One reason was that filmmakers had to be creative. For example, in It Happened One Night, winner of the five major Academy Awards for which it was nominated, Clark Gable and Claudette Colbert stay in the same motel room and hang a blanket in between their beds and dub it “The Walls of Jericho.” After they marry, it comes down to signal the consummation of their relationship.  The audience got the point.  It’s in stark contrast to today’s predictable scenes of bed rattling and sexual acrobatics. 


Why would you even give The Last Temptation of Christ a mention?

I included that film, as well as others which I disliked, to support my thesis that there has been an arc in the treatment of Christians from reverence and respect to irreverence and ridicule. It also raised some interesting issues.

Clearly, Christ is portrayed in very negative terms such that theaters showing it were picketed and boycotted. That may have worked in the film’s favor by giving it more visibility. If ignored, the film, which is often incomprehensible, boring and at times unwatchable, would probably have sunk like a stone.

It also is another example of a highly irreverent film made by a cradle Catholic and an ex-seminarian, to boot. Given his stature, Martin Scorsese was able to make a film in which he and Nikos Kazantzakis, the author of the book on which it was based, could work out their personal demons and the eternal battle between the spirit and the flesh. Their point was that if God is human, then he must have been subject to the same temptations that beset us all (lust, craving for power, vengeance, lying, etc.). However, they forgot that he was also God and as shown in the Bible, he was tempted by the devil whom he successfully cast aside.

It’s interesting that The Passion of the Christ, in which I believe that Mel Gibson was wrestling with his own demons, found, by contrast, a tremendous audience.


Do you have new classics?

I suggest The Nativity Story, which covers the time from the Annunciation to the Flight into Egypt. It gives an interesting portrait of Mary and also Joseph, who is too often simply a statue hovering over the manger.

I particularly liked the scenes where Joseph ruminates as to whether he can teach Jesus anything and when, after he guided her on the donkey over rocky terrain, Mary washes his bloody feet and tells the child in her womb: “My child you will have a good and decent man to raise you — a man who will give of himself before anyone else.”


How does your Catholic education at Transfiguration School in New York’s Chinatown influence the way you take in and interact with popular culture?

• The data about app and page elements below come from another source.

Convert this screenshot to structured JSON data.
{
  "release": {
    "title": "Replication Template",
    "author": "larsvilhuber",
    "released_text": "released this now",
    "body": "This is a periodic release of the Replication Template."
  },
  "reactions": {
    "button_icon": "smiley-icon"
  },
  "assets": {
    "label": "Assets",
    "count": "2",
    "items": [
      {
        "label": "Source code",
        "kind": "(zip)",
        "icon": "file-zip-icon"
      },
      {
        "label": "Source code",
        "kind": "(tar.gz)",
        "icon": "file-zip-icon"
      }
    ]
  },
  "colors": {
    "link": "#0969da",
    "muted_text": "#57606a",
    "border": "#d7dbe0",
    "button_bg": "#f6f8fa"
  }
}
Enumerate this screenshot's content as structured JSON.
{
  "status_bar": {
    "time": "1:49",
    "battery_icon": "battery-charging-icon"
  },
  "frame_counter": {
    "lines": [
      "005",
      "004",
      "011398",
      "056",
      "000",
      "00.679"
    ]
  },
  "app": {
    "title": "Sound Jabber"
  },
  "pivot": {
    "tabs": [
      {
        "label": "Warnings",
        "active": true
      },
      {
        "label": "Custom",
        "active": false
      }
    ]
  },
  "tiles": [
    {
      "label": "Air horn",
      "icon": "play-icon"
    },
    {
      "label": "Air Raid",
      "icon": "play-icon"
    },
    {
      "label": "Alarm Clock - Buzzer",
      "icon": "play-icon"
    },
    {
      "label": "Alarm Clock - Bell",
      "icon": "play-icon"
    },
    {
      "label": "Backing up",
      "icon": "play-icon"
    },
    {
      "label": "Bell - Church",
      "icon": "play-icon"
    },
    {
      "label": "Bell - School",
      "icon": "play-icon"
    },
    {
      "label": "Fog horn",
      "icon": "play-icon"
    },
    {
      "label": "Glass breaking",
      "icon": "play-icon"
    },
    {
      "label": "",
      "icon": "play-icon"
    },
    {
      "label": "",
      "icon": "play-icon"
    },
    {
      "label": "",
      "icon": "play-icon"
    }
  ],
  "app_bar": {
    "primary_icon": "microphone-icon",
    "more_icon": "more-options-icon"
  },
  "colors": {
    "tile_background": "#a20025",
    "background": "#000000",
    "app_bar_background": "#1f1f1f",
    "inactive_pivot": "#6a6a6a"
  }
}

As you know, the term “catholic” means “universal.” Our Catholic school textbooks, which affirmed God and country (Pro Deo, Pro Patria) and were inclusive, not hyphenated. The teachers taught us about the world; this was especially so at Transfiguration where they were Maryknoll missionaries.

I am especially indebted to Sister Mary Berchmans Flynn, who taught a combined fifth and sixth grade. She skipped me a grade by moving me over a row and counseled my parents to send me to a school that could better meet my needs.

At great expense, my mother, a court interpreter, and my stepfather, a merchant seaman, sent me to military school, which set me on the right path.

I got a chance to see Sister Berchmans during a stop in Hong Kong on my way to take care of cholera patients in Calcutta in 1963, and later in the 1970s at the Motherhouse in Ossining [N.Y.]. I must also mention that the neighborhood I grew up in, and which [urban planner Robert] Moses destroyed, was truly diverse, not in the phony way the term is used today. It was made up of Italians, Irish, Jews, Chinese, Spaniards, Greeks, Portuguese, Puerto Ricans, and blacks.

I grew up understanding the motto “E pluribus unum,” out of many, one. Some invert that today to “out of one, many.”

Kathryn Jean Lopez is editor-at-large of National Review Online and a nationally syndicated columnist.

Filed under catholic morality, hollywood film, it's a wonderful life